[Data items]
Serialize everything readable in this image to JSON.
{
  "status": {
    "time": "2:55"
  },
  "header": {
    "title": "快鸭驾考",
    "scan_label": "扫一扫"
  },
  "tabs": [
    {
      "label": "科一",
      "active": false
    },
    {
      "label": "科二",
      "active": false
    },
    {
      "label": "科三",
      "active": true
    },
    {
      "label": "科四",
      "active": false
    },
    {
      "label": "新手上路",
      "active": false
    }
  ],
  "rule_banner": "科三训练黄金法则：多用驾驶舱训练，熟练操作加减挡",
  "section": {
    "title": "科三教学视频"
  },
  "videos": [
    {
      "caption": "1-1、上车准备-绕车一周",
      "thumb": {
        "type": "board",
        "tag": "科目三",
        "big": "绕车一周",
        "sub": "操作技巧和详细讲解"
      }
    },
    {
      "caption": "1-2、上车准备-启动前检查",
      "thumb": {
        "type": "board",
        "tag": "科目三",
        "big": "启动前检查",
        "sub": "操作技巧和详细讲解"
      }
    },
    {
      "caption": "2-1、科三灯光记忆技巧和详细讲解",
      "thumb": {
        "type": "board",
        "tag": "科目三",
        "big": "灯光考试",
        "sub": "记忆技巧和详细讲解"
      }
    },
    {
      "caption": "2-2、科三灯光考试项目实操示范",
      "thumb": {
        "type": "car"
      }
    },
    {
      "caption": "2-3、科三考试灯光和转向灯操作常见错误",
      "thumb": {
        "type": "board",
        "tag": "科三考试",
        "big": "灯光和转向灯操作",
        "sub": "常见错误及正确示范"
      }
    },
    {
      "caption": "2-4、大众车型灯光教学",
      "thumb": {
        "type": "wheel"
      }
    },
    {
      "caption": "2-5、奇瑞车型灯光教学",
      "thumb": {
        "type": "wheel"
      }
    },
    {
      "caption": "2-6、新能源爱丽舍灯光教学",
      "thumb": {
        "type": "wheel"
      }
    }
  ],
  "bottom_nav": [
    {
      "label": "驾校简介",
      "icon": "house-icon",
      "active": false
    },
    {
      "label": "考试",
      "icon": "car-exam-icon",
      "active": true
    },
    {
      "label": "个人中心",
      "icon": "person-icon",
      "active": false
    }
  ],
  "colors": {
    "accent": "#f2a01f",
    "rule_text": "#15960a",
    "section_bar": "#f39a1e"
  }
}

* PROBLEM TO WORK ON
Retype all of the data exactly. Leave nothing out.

* ANSWER AREA
Serialize everything readable in this image to JSON.
{
  "status": {
    "time": "2:55"
  },
  "header": {
    "title": "快鸭驾考",
    "scan_label": "扫一扫"
  },
  "tabs": [
    {
      "label": "科一",
      "active": false
    },
    {
      "label": "科二",
      "active": false
    },
    {
      "label": "科三",
      "active": true
    },
    {
      "label": "科四",
      "active": false
    },
    {
      "label": "新手上路",
      "active": false
    }
  ],
  "rule_banner": "科三训练黄金法则：多用驾驶舱训练，熟练操作加减挡",
  "section": {
    "title": "科三教学视频"
  },
  "videos": [
    {
      "caption": "1-1、上车准备-绕车一周",
      "thumb": {
        "type": "board",
        "tag": "科目三",
        "big": "绕车一周",
        "sub": "操作技巧和详细讲解"
      }
    },
    {
      "caption": "1-2、上车准备-启动前检查",
      "thumb": {
        "type": "board",
        "tag": "科目三",
        "big": "启动前检查",
        "sub": "操作技巧和详细讲解"
      }
    },
    {
      "caption": "2-1、科三灯光记忆技巧和详细讲解",
      "thumb": {
        "type": "board",
        "tag": "科目三",
        "big": "灯光考试",
        "sub": "记忆技巧和详细讲解"
      }
    },
    {
      "caption": "2-2、科三灯光考试项目实操示范",
      "thumb": {
        "type": "car"
      }
    },
    {
      "caption": "2-3、科三考试灯光和转向灯操作常见错误",
      "thumb": {
        "type": "board",
        "tag": "科三考试",
        "big": "灯光和转向灯操作",
        "sub": "常见错误及正确示范"
      }
    },
    {
      "caption": "2-4、大众车型灯光教学",
      "thumb": {
        "type": "wheel"
      }
    },
    {
      "caption": "2-5、奇瑞车型灯光教学",
      "thumb": {
        "type": "wheel"
      }
    },
    {
      "caption": "2-6、新能源爱丽舍灯光教学",
      "thumb": {
        "type": "wheel"
      }
    }
  ],
  "bottom_nav": [
    {
      "label": "驾校简介",
      "icon": "house-icon",
      "active": false
    },
    {
      "label": "考试",
      "icon": "car-exam-icon",
      "active": true
    },
    {
      "label": "个人中心",
      "icon": "person-icon",
      "active": false
    }
  ],
  "colors": {
    "accent": "#f2a01f",
    "rule_text": "#15960a",
    "section_bar": "#f39a1e"
  }
}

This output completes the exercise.